I got a bunch of large European x Japanese variety called Colossal, and tried them. They were split, so they wouldn't keep very well (chestnuts are highly perishable, and it makes me cringe when I hear of stores displaying them in the dry nut bins. They should always be kept in a cooler.) I found the easiest way for me to prepare them was to steam them for 5-7 min, then place the steamer next to me on the cutting board. Take out 3 at a time, with a knife peel off the tough outer dark skin. Then carefully peel off the soft brown inner skin (called a pellicle) while the nut is still hot, otherwise it's bloody difficult to get off. I could peel about 3 before the nut got too cool to peel the pellicle easily. I found the steam method kept the pellicle soft, too, so it came off easier. Can't really leave it on, either - tastes like wet cardboard. If they hadn't already been split, I would've had to either score the outer shell with a knife (yikes! Scary dangerous) or puncture the soft bottom of the nut with some kind of pointy object so the nut wouldn't explode while cooking (the only time where "getting poked in the butt with a fork" is a good thing).

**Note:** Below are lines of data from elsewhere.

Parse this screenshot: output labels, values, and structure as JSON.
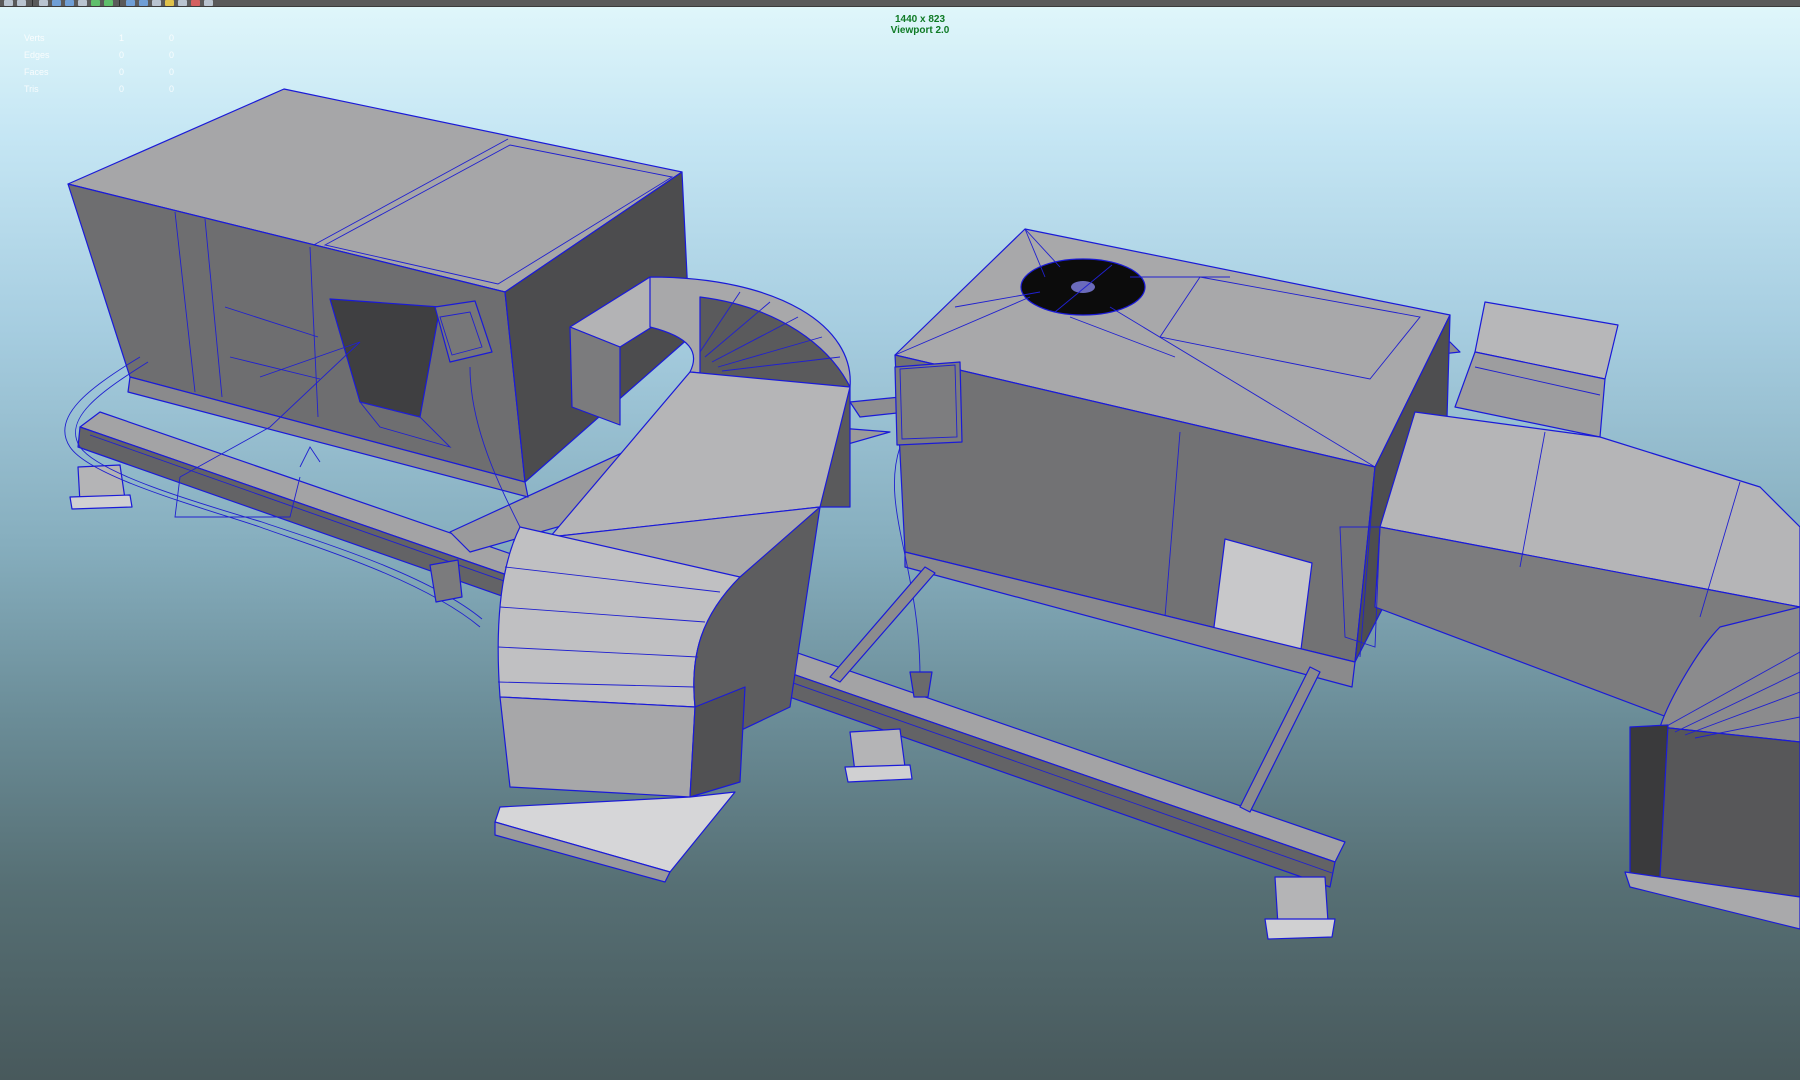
{
  "toolbar": {
    "icons": [
      "move-icon",
      "select-icon",
      "frame-icon",
      "camera-icon",
      "grid-icon",
      "light-icon",
      "shading-icon",
      "texture-icon",
      "shadow-icon",
      "ao-icon",
      "isolate-icon",
      "xray-icon",
      "render-icon",
      "snap-icon"
    ]
  },
  "hud": {
    "resolution": "1440 x 823",
    "renderer": "Viewport 2.0"
  },
  "stats": [
    {
      "label": "Verts",
      "a": "1",
      "b": "0"
    },
    {
      "label": "Edges",
      "a": "0",
      "b": "0"
    },
    {
      "label": "Faces",
      "a": "0",
      "b": "0"
    },
    {
      "label": "Tris",
      "a": "0",
      "b": "0"
    }
  ],
  "colors": {
    "wireframe": "#1a1ad8",
    "hud_text": "#0e7a25",
    "background_top": "#dff6fa",
    "background_bottom": "#48595c"
  }
}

Also, making sure the nut has just the slightest amount of give when you squeeze it means it has "cured" - the starches have converted to sugars, and they will be doubly sweet. If they get too hard, then you can cook the hell out of them - like in a stew or some such - and still eat them, or grind them into a flour. They're quite versatile.
If you want to start them from seed, try to get the freshest nuts you can, and just plant them. They germinate readily, so Michael says. He sells limited quantities of single-variety chestnuts in sprouting condition, for $8.00/pound. That way, you can try the nut for taste before you decide to plant them for trees. As seedlings, they will take 8-12 years to grow into bearing trees, and there's enough genetic diversity between nuts from the same tree that seedlings will cross-pollinate each other. Grafting chestnuts gets really chancy, because some scion wood doesn't get along with some rootstocks. If you graft seedling scionwood to seedlings used as rootstock (all from the same batch of nuts - same variety), you don't have to worry about rootstock compatibility, and the grafting process itself will push the tree into bearing in something more like 4-6 years from the time the grafting occurs.
I enjoyed the nuts - lightly sweet and starchy - reminded me of a yam. I think I'll plant a small grove of several different varieties, and start enjoying them in a few years' time. I look forward to drying some and seeing how they taste as flour!
"It is, of course, one of the miracles of science that the germs that used to be in our food have been replaced by poisons." - Wendell Berry
After some pecan pie, you might want to cleanse your palatte with this tiny ad: